According to Gertler, there are several ways the university will hold itself accountable to its commitment to divestment. The UTAM releases annual reports on its responsible investments, and its inclusion in the UN Net-Zero Asset Owner Alliance means that it will have to hit certain targets regarding climate action, of which the first one is set for 2025. The UTAM also receives annual report cards on its investing from the UN, based on UN principles for responsible investing.

“When a large institution like the University of Toronto decides to take such steps, it is our belief that this will both accelerate the transition to a low-carbon economy and inspire other investors to do the same,” wrote Gertler. 

Funds controlled by UTAM

According to the 2020 report from the UTAM, the endowment fund made up $3.7 billion in investments in 2020, while the UPP made up $6.3 billion. The short term working capital fund made up $3.1 billion. 

Though U of T’s endowment portfolio will divest, its pension plan is managed by the University Pension Plan (UPP), which is the pension plan jointly sponsored by U of T, Queen’s University, and the University of Guelph. The U of T pension plan was joined with the UPP in July of 2021. 

The UPP has its own board of trustees separate from U of T that will decide whether or not to divest. In an interview with The Varsity, Gertler added that he would be surprised if U of T representatives on the board “did not reflect the general direction and the philosophy that the university itself has embraced quite publicly in the last couple of days.”

U of T also has a short-term working capital fund which is composed of funds that the university must have access to on short notice. Consequently, the investments the fund makes are much more modest and for which “fossil fuel investment isn’t really a factor at all,” according to Gertler. 

Community reaction

Community members reacted positively to the announcement, with activists celebrating the victory, which comes after years of campaigning for divestment. However, many are also cautious about celebrating, knowing that there is still work to be done.

In an email to The Varsity, Leap U of T noted that the divestment commitment does not apply to U of T’s pension plan and that it does not mention the social and political implications of divestment connected to land disputes or colonial violence. 

This only further contributes to the evidence that UofT was in little to no way morally incentivized to divest, but rather that divestment was a financially motivated decision that was also convenient for restoring the University’s reputation, having been mired in a variety of scandals over the past year,” Leap U of T claimed.

Leap U of T also told The Varsity that the university lacks financial transparency regarding its direct and indirect investments, adding that given the information it had, most of U of T’s investments in fossil fuels appear to be indirect. Consequently, Leap U of T sees the timeline for divesting from indirect investments as lacklustre, especially given that some universities have committed to doing so within the next five years.

In an interview with The Varsity, Allie Rougeot, a climate activist and U of T alum, expressed a similar cautiousness because of the length of the timeline. She also noted that the federated colleges have separate investment portfolios, which are not included in the larger divestment. She pointed out that U of T is “late in the game” with regards to divestment. 

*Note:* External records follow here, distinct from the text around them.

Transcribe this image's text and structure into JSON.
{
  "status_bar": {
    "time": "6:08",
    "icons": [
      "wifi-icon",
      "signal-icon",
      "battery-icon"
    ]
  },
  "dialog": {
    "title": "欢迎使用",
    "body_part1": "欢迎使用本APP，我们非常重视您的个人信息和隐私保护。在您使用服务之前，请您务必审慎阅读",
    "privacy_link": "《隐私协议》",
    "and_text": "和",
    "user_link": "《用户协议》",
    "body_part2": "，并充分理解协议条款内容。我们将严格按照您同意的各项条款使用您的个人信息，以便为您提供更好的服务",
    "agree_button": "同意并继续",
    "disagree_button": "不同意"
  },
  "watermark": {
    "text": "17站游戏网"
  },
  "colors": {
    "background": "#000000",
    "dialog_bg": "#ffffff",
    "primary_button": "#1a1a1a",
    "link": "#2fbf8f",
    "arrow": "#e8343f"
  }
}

Moreover, Rougeot said that U of T still has ways to go to become a leader in climate justice. For her, the next step would be changing U of T’s curriculum to provide students with a really solid foundation on the climate crisis.

As for Leap U of T, it will continue to put pressure on the university, and on the federated colleges in particular, to divest from fossil fuels. 

“We are thrilled that UofT has finally taken this step, but there is much more to be done to ensure the future of our planet and to continue our commitments to the liberation of life and land,” Leap U of T concluded.

Editor’s Note (October 31): This article has been updated to include comment from Gertler, Leap U of T, and Rougeot.